• _Dataset records_
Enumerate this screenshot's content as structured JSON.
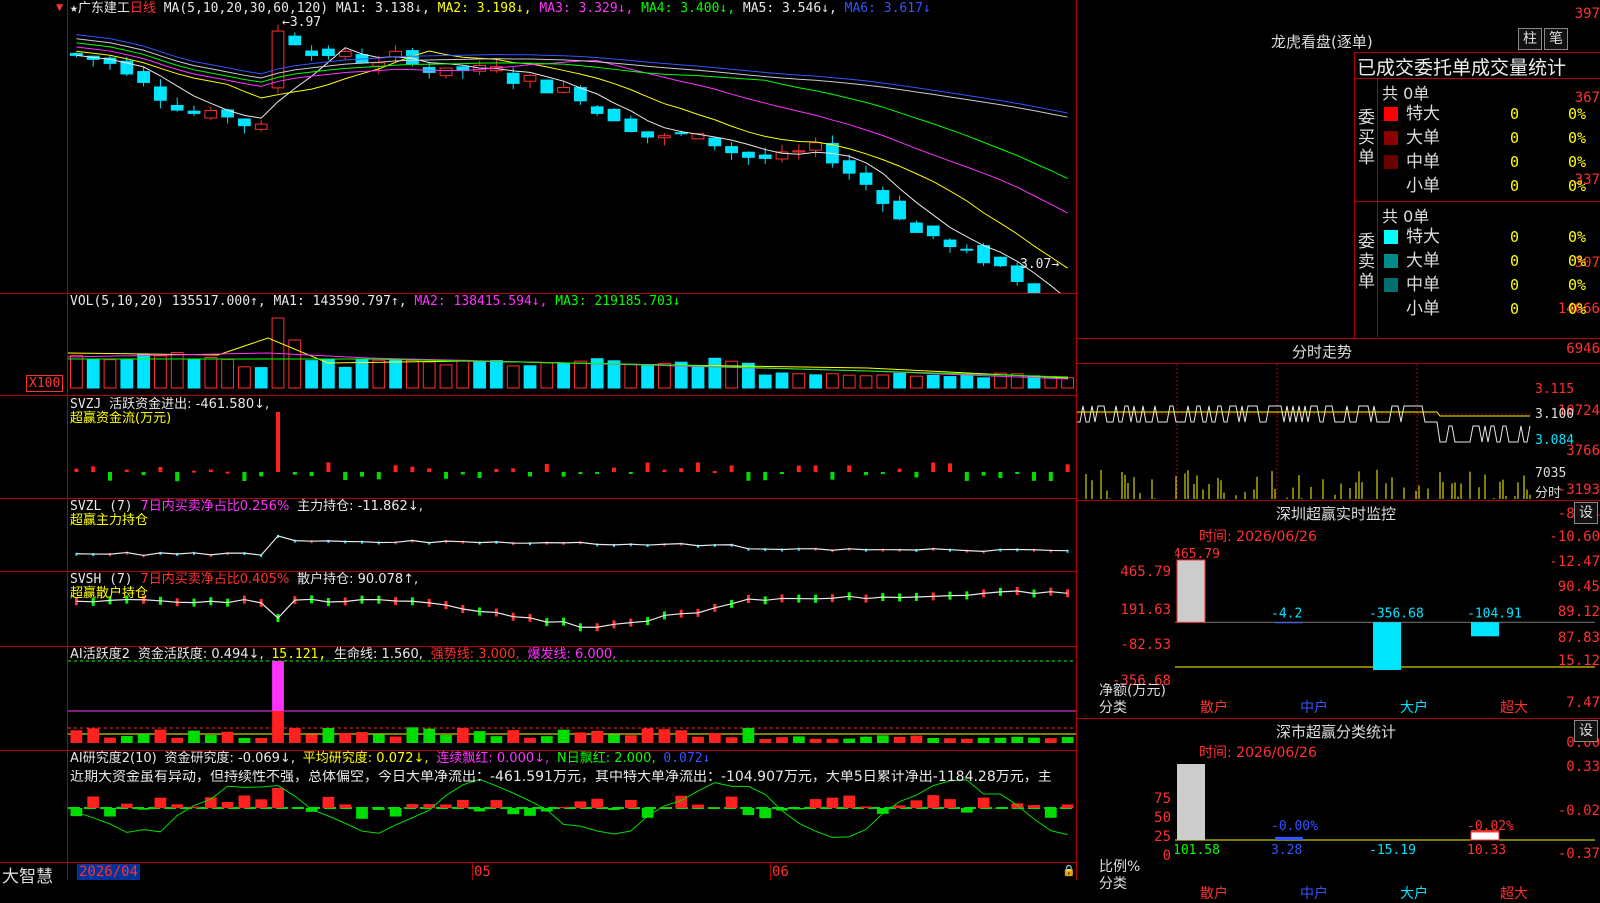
{
  "main_chart": {
    "star": "★",
    "stock_name": "广东建工",
    "period": "日线",
    "ma_params": "MA(5,10,20,30,60,120)",
    "ma1": "MA1: 3.138↓,",
    "ma2": "MA2: 3.198↓,",
    "ma3": "MA3: 3.329↓,",
    "ma4": "MA4: 3.400↓,",
    "ma5": "MA5: 3.546↓,",
    "ma6": "MA6: 3.617↓",
    "high_label": "3.97",
    "low_label": "3.07",
    "y_ticks": [
      "397",
      "367",
      "337",
      "307"
    ]
  },
  "vol_panel": {
    "title": "VOL(5,10,20)",
    "value": "135517.000↑,",
    "ma1": "MA1: 143590.797↑,",
    "ma2": "MA2: 138415.594↓,",
    "ma3": "MA3: 219185.703↓",
    "y_ticks": [
      "14066",
      "6946"
    ],
    "unit": "X100"
  },
  "svzj_panel": {
    "title": "SVZJ",
    "line1": "活跃资金进出: -461.580↓,",
    "line2": "超赢资金流(万元)",
    "y_ticks": [
      "10724",
      "3766",
      "-3193"
    ]
  },
  "svzl_panel": {
    "title": "SVZL (7)",
    "pct": "7日内买卖净占比0.256%",
    "main": "主力持仓: -11.862↓,",
    "line2": "超赢主力持仓",
    "y_ticks": [
      "-8.74",
      "-10.60",
      "-12.47"
    ]
  },
  "svsh_panel": {
    "title": "SVSH (7)",
    "pct": "7日内买卖净占比0.405%",
    "main": "散户持仓: 90.078↑,",
    "line2": "超赢散户持仓",
    "y_ticks": [
      "90.45",
      "89.12",
      "87.83"
    ]
  },
  "ai_active": {
    "title": "AI活跃度2",
    "v1": "资金活跃度: 0.494↓,",
    "v2": "15.121,",
    "v3": "生命线: 1.560,",
    "v4": "强势线: 3.000,",
    "v5": "爆发线: 6.000,",
    "y_ticks": [
      "15.12",
      "7.47",
      "0.00"
    ]
  },
  "ai_research": {
    "title": "AI研究度2(10)",
    "v1": "资金研究度: -0.069↓,",
    "v2": "平均研究度: 0.072↓,",
    "v3": "连续飘红: 0.000↓,",
    "v4": "N日飘红: 2.000,",
    "v5": "0.072↓",
    "comment": "近期大资金虽有异动，但持续性不强，总体偏空，今日大单净流出：-461.591万元，其中特大单净流出：-104.907万元，大单5日累计净出-1184.28万元，主",
    "y_ticks": [
      "0.33",
      "-0.02",
      "-0.37"
    ]
  },
  "bottom_bar": {
    "brand": "大智慧",
    "date_start": "2026/04",
    "month_05": "05",
    "month_06": "06"
  },
  "dragon_tiger": {
    "title": "龙虎看盘(逐单)",
    "btn_bar": "柱",
    "btn_pen": "笔",
    "header": "已成交委托单成交量统计",
    "buy_label": "委买单",
    "sell_label": "委卖单",
    "buy_total": "共 0单",
    "sell_total": "共 0单",
    "buy_rows": [
      {
        "name": "特大",
        "count": "0",
        "pct": "0%",
        "color": "#ff0000"
      },
      {
        "name": "大单",
        "count": "0",
        "pct": "0%",
        "color": "#8b0000"
      },
      {
        "name": "中单",
        "count": "0",
        "pct": "0%",
        "color": "#6a0000"
      },
      {
        "name": "小单",
        "count": "0",
        "pct": "0%",
        "color": "#000000"
      }
    ],
    "sell_rows": [
      {
        "name": "特大",
        "count": "0",
        "pct": "0%",
        "color": "#00ffff"
      },
      {
        "name": "大单",
        "count": "0",
        "pct": "0%",
        "color": "#008b8b"
      },
      {
        "name": "中单",
        "count": "0",
        "pct": "0%",
        "color": "#006f6f"
      },
      {
        "name": "小单",
        "count": "0",
        "pct": "0%",
        "color": "#000000"
      }
    ]
  },
  "intraday": {
    "title": "分时走势",
    "p1": "3.115",
    "p2": "3.100",
    "p3": "3.084",
    "vol": "7035",
    "label": "分时"
  },
  "sz_monitor": {
    "title": "深圳超赢实时监控",
    "btn": "设",
    "time": "时间: 2026/06/26",
    "y_ticks": [
      "465.79",
      "191.63",
      "-82.53",
      "-356.68"
    ],
    "y_title": "净额(万元)",
    "x_title": "分类",
    "categories": [
      "散户",
      "中户",
      "大户",
      "超大"
    ],
    "values": [
      "465.79",
      "-4.2",
      "-356.68",
      "-104.91"
    ]
  },
  "sz_category": {
    "title": "深市超赢分类统计",
    "btn": "设",
    "time": "时间: 2026/06/26",
    "y_ticks": [
      "75",
      "50",
      "25",
      "0"
    ],
    "y_title": "比例%",
    "x_title": "分类",
    "categories": [
      "散户",
      "中户",
      "大户",
      "超大"
    ],
    "top_labels": [
      "",
      "-0.00%",
      "",
      "-0.02%"
    ],
    "bottom_values": [
      "101.58",
      "3.28",
      "-15.19",
      "10.33"
    ]
  }
}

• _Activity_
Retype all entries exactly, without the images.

• _Result of the exercise_
Enumerate this screenshot's content as structured JSON.
{
  "main_chart": {
    "star": "★",
    "stock_name": "广东建工",
    "period": "日线",
    "ma_params": "MA(5,10,20,30,60,120)",
    "ma1": "MA1: 3.138↓,",
    "ma2": "MA2: 3.198↓,",
    "ma3": "MA3: 3.329↓,",
    "ma4": "MA4: 3.400↓,",
    "ma5": "MA5: 3.546↓,",
    "ma6": "MA6: 3.617↓",
    "high_label": "3.97",
    "low_label": "3.07",
    "y_ticks": [
      "397",
      "367",
      "337",
      "307"
    ]
  },
  "vol_panel": {
    "title": "VOL(5,10,20)",
    "value": "135517.000↑,",
    "ma1": "MA1: 143590.797↑,",
    "ma2": "MA2: 138415.594↓,",
    "ma3": "MA3: 219185.703↓",
    "y_ticks": [
      "14066",
      "6946"
    ],
    "unit": "X100"
  },
  "svzj_panel": {
    "title": "SVZJ",
    "line1": "活跃资金进出: -461.580↓,",
    "line2": "超赢资金流(万元)",
    "y_ticks": [
      "10724",
      "3766",
      "-3193"
    ]
  },
  "svzl_panel": {
    "title": "SVZL (7)",
    "pct": "7日内买卖净占比0.256%",
    "main": "主力持仓: -11.862↓,",
    "line2": "超赢主力持仓",
    "y_ticks": [
      "-8.74",
      "-10.60",
      "-12.47"
    ]
  },
  "svsh_panel": {
    "title": "SVSH (7)",
    "pct": "7日内买卖净占比0.405%",
    "main": "散户持仓: 90.078↑,",
    "line2": "超赢散户持仓",
    "y_ticks": [
      "90.45",
      "89.12",
      "87.83"
    ]
  },
  "ai_active": {
    "title": "AI活跃度2",
    "v1": "资金活跃度: 0.494↓,",
    "v2": "15.121,",
    "v3": "生命线: 1.560,",
    "v4": "强势线: 3.000,",
    "v5": "爆发线: 6.000,",
    "y_ticks": [
      "15.12",
      "7.47",
      "0.00"
    ]
  },
  "ai_research": {
    "title": "AI研究度2(10)",
    "v1": "资金研究度: -0.069↓,",
    "v2": "平均研究度: 0.072↓,",
    "v3": "连续飘红: 0.000↓,",
    "v4": "N日飘红: 2.000,",
    "v5": "0.072↓",
    "comment": "近期大资金虽有异动，但持续性不强，总体偏空，今日大单净流出：-461.591万元，其中特大单净流出：-104.907万元，大单5日累计净出-1184.28万元，主",
    "y_ticks": [
      "0.33",
      "-0.02",
      "-0.37"
    ]
  },
  "bottom_bar": {
    "brand": "大智慧",
    "date_start": "2026/04",
    "month_05": "05",
    "month_06": "06"
  },
  "dragon_tiger": {
    "title": "龙虎看盘(逐单)",
    "btn_bar": "柱",
    "btn_pen": "笔",
    "header": "已成交委托单成交量统计",
    "buy_label": "委买单",
    "sell_label": "委卖单",
    "buy_total": "共 0单",
    "sell_total": "共 0单",
    "buy_rows": [
      {
        "name": "特大",
        "count": "0",
        "pct": "0%",
        "color": "#ff0000"
      },
      {
        "name": "大单",
        "count": "0",
        "pct": "0%",
        "color": "#8b0000"
      },
      {
        "name": "中单",
        "count": "0",
        "pct": "0%",
        "color": "#6a0000"
      },
      {
        "name": "小单",
        "count": "0",
        "pct": "0%",
        "color": "#000000"
      }
    ],
    "sell_rows": [
      {
        "name": "特大",
        "count": "0",
        "pct": "0%",
        "color": "#00ffff"
      },
      {
        "name": "大单",
        "count": "0",
        "pct": "0%",
        "color": "#008b8b"
      },
      {
        "name": "中单",
        "count": "0",
        "pct": "0%",
        "color": "#006f6f"
      },
      {
        "name": "小单",
        "count": "0",
        "pct": "0%",
        "color": "#000000"
      }
    ]
  },
  "intraday": {
    "title": "分时走势",
    "p1": "3.115",
    "p2": "3.100",
    "p3": "3.084",
    "vol": "7035",
    "label": "分时"
  },
  "sz_monitor": {
    "title": "深圳超赢实时监控",
    "btn": "设",
    "time": "时间: 2026/06/26",
    "y_ticks": [
      "465.79",
      "191.63",
      "-82.53",
      "-356.68"
    ],
    "y_title": "净额(万元)",
    "x_title": "分类",
    "categories": [
      "散户",
      "中户",
      "大户",
      "超大"
    ],
    "values": [
      "465.79",
      "-4.2",
      "-356.68",
      "-104.91"
    ]
  },
  "sz_category": {
    "title": "深市超赢分类统计",
    "btn": "设",
    "time": "时间: 2026/06/26",
    "y_ticks": [
      "75",
      "50",
      "25",
      "0"
    ],
    "y_title": "比例%",
    "x_title": "分类",
    "categories": [
      "散户",
      "中户",
      "大户",
      "超大"
    ],
    "top_labels": [
      "",
      "-0.00%",
      "",
      "-0.02%"
    ],
    "bottom_values": [
      "101.58",
      "3.28",
      "-15.19",
      "10.33"
    ]
  }
}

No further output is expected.